WHAT IS BEING ASKED:
Lines from the listing below that contain the string "this" are to be reported.

DATA FOR REVIEW:
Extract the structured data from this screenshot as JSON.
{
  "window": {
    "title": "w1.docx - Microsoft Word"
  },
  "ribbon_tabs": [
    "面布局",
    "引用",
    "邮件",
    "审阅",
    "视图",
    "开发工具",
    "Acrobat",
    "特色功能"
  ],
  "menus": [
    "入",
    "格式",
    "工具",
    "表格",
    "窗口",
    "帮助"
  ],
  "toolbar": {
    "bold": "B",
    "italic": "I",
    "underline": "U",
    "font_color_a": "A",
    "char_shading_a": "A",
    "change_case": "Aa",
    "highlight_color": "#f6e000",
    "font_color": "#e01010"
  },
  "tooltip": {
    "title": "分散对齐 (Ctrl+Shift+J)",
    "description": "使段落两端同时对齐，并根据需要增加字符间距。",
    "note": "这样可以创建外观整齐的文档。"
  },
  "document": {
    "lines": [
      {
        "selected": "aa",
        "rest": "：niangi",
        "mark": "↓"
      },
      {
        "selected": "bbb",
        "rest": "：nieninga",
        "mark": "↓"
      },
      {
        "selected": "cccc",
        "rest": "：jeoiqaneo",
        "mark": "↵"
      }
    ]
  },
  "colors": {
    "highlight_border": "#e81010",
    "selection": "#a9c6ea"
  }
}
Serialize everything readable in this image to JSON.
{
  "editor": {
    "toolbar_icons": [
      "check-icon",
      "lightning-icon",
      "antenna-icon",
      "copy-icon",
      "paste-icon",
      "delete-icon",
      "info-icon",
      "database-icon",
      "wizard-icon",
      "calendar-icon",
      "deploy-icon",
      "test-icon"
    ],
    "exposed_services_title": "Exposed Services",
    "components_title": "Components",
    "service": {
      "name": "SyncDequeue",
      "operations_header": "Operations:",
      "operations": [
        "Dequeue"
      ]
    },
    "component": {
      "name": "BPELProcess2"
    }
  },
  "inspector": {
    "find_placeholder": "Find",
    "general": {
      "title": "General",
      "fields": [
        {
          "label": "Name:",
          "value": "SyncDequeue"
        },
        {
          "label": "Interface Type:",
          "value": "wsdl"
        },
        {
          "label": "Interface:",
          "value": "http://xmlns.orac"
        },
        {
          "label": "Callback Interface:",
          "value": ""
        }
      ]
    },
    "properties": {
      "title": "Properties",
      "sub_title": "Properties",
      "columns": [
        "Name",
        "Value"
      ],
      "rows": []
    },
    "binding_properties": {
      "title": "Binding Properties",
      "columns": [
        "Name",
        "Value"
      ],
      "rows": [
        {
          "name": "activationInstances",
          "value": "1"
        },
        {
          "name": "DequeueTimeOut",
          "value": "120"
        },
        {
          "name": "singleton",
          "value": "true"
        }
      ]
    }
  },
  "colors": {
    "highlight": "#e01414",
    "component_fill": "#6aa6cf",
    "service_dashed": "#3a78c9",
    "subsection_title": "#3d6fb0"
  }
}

EXERCISE OUTPUT:
Extract the structured data from this screenshot as JSON.
Serialize everything readable in this image to JSON.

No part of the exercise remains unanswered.